EXERCISE DESCRIPTION
Your task is to copy each line of the material that includes "true".

SOURCE DATA
———

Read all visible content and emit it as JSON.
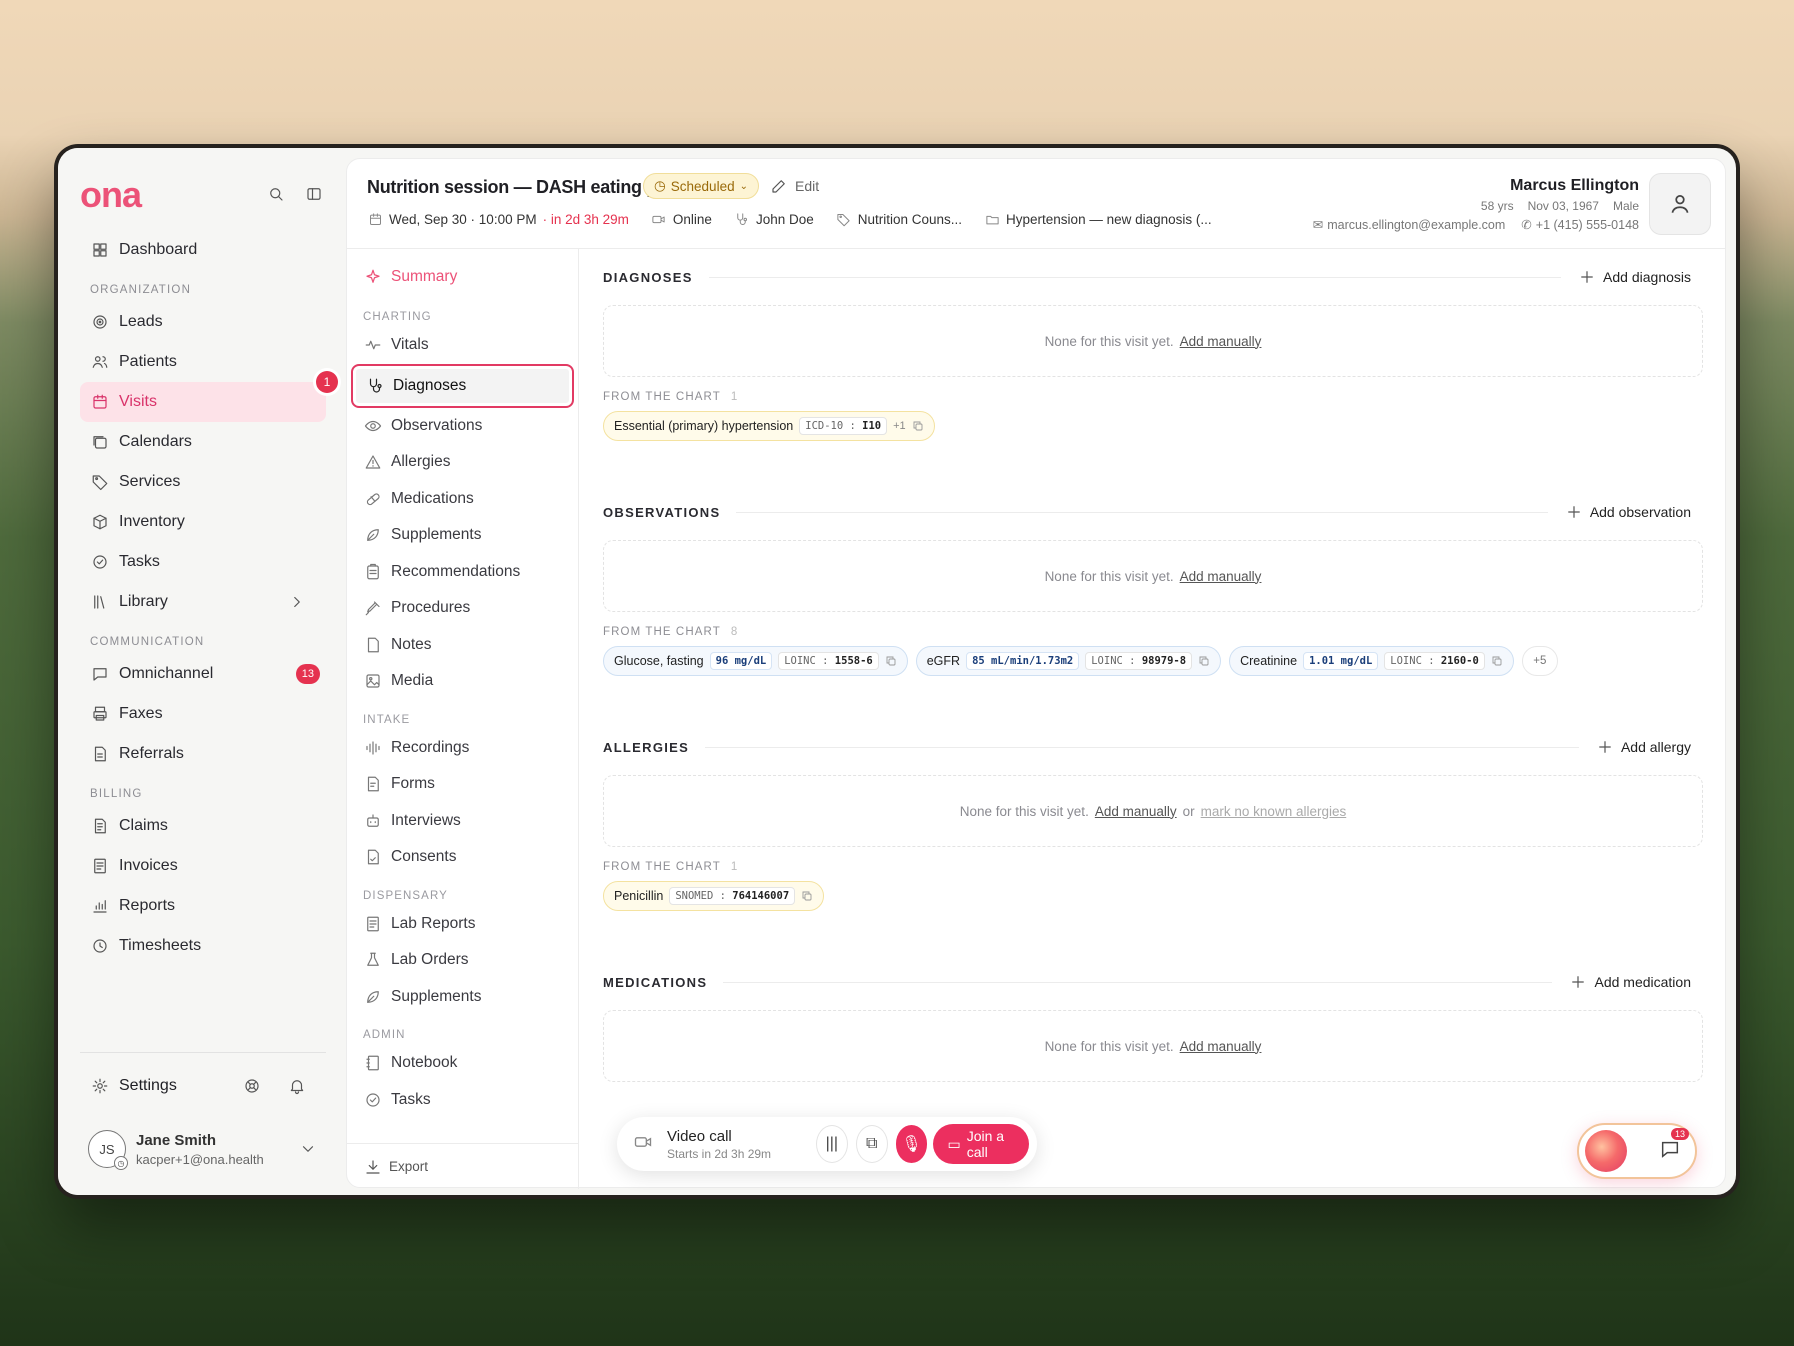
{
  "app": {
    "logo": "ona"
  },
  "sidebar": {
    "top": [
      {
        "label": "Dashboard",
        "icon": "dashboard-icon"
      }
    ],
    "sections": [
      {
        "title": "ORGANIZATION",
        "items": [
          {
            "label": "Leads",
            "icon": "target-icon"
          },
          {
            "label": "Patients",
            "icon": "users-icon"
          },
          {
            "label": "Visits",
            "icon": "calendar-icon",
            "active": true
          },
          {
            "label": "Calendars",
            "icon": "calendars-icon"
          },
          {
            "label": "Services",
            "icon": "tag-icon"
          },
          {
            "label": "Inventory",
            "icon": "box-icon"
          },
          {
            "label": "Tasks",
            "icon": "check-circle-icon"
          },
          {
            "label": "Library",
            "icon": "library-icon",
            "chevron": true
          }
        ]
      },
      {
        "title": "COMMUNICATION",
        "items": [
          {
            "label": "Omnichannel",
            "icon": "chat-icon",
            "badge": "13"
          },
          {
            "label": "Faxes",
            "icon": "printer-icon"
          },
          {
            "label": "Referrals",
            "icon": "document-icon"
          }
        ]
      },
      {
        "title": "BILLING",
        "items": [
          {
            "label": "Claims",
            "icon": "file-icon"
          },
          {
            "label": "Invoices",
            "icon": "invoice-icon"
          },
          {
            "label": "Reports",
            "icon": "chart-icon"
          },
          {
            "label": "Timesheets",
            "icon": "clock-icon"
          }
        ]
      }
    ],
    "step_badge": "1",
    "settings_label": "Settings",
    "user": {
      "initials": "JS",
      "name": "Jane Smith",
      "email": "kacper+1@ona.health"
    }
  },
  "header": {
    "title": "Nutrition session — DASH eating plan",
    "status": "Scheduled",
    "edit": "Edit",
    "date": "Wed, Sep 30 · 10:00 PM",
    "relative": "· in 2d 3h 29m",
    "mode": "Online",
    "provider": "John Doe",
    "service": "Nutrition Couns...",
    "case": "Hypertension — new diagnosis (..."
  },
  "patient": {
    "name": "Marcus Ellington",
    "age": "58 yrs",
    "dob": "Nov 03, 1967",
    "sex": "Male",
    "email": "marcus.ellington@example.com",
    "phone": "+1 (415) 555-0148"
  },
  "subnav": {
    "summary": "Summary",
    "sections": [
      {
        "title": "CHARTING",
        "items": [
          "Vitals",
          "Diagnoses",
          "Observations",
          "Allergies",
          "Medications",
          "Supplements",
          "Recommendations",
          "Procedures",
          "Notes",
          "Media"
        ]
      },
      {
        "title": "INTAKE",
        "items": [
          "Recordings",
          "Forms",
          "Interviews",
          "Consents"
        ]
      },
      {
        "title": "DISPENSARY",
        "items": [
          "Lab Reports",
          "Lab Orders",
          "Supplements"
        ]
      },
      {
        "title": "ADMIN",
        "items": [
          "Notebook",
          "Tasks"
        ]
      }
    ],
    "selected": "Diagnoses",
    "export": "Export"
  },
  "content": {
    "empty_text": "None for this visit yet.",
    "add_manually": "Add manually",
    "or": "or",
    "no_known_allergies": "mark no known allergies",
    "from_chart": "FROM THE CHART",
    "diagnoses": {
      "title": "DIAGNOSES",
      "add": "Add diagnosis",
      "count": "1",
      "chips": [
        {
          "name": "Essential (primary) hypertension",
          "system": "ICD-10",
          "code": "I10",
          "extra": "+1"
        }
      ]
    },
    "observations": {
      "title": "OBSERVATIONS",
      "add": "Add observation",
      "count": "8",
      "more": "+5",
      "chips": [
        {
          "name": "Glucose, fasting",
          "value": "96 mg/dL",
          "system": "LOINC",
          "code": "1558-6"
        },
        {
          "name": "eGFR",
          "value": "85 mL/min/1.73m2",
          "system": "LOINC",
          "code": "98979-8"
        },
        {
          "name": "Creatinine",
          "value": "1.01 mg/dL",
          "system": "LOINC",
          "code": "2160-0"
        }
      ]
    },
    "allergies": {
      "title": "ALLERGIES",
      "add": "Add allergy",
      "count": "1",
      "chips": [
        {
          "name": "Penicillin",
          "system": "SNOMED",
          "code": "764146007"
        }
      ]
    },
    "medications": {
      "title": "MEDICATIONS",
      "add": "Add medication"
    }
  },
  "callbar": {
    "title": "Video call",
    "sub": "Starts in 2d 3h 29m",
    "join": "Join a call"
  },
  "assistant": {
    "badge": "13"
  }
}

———

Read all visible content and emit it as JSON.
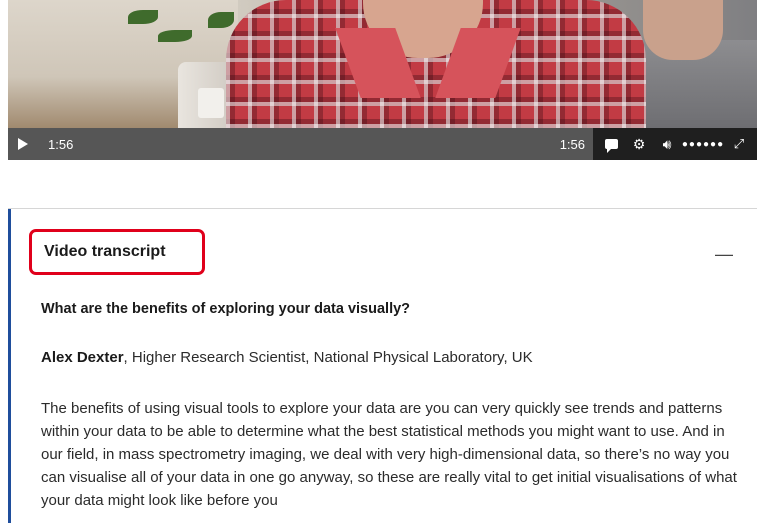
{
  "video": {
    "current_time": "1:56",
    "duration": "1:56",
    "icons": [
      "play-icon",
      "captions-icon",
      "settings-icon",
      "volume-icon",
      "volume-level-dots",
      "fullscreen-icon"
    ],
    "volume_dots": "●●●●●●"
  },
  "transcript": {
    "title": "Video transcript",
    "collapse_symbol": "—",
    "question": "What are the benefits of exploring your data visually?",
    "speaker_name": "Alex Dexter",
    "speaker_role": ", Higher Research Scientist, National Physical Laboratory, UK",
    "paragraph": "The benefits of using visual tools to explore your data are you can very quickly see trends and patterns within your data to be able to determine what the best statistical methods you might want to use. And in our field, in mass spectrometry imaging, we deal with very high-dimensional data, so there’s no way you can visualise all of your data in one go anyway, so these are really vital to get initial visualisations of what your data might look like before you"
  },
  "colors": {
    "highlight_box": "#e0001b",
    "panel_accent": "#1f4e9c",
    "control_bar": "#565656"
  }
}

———

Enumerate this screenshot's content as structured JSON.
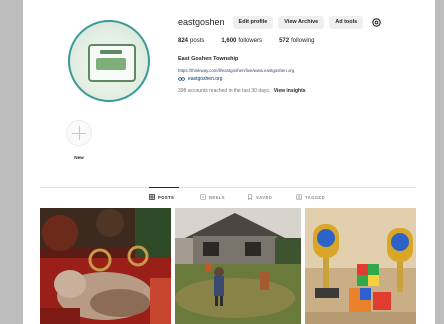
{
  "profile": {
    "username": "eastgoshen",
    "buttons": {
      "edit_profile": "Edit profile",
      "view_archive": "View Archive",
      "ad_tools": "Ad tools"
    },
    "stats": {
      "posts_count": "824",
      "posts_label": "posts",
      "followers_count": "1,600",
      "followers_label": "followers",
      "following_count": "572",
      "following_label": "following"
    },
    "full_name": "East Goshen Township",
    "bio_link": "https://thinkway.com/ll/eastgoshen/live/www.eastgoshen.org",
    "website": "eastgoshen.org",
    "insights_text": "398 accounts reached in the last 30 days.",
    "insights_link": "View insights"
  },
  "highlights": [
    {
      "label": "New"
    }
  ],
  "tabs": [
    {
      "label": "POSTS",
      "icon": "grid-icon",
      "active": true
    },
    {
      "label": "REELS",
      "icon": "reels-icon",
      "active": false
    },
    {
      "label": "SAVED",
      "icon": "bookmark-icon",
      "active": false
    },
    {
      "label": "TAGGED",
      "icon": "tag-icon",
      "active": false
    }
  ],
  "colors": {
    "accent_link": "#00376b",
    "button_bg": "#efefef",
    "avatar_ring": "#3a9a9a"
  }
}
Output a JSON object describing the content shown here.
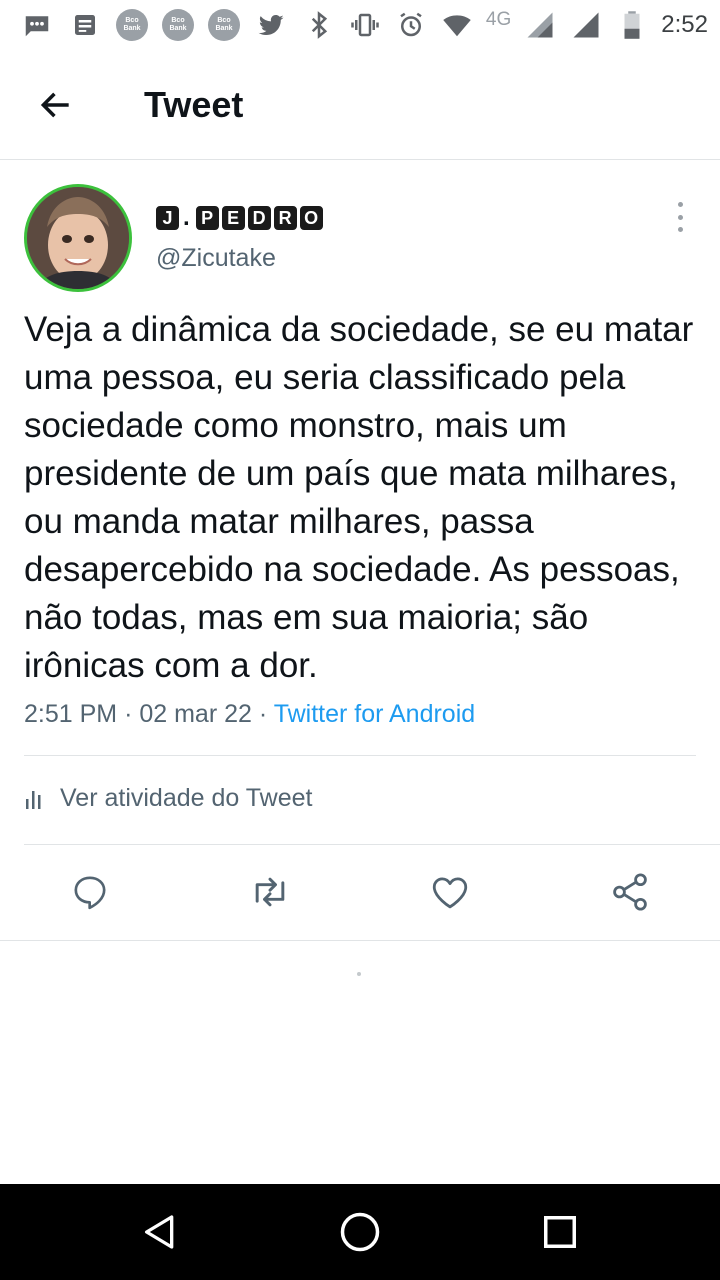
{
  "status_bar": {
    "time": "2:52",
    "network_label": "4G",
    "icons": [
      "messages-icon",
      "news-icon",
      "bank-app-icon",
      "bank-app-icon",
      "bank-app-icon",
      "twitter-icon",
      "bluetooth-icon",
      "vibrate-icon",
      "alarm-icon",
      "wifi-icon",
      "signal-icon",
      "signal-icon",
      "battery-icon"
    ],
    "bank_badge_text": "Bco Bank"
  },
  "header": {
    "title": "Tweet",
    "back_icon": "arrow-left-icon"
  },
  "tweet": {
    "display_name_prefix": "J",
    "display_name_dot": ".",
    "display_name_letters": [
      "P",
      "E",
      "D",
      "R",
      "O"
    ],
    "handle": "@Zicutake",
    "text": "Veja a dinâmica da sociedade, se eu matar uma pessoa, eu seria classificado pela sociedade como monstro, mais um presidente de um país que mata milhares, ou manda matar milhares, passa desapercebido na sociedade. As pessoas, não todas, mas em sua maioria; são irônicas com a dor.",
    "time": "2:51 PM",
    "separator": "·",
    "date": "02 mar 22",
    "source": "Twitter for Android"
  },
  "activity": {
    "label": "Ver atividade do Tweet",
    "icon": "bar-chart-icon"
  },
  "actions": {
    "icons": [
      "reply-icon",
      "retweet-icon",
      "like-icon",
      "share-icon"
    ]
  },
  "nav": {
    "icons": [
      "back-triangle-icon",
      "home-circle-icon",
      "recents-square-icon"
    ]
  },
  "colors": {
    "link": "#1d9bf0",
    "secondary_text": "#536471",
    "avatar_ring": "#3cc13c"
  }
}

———

TASK RESULT
            "active": true
            "chevron": true
      "active": true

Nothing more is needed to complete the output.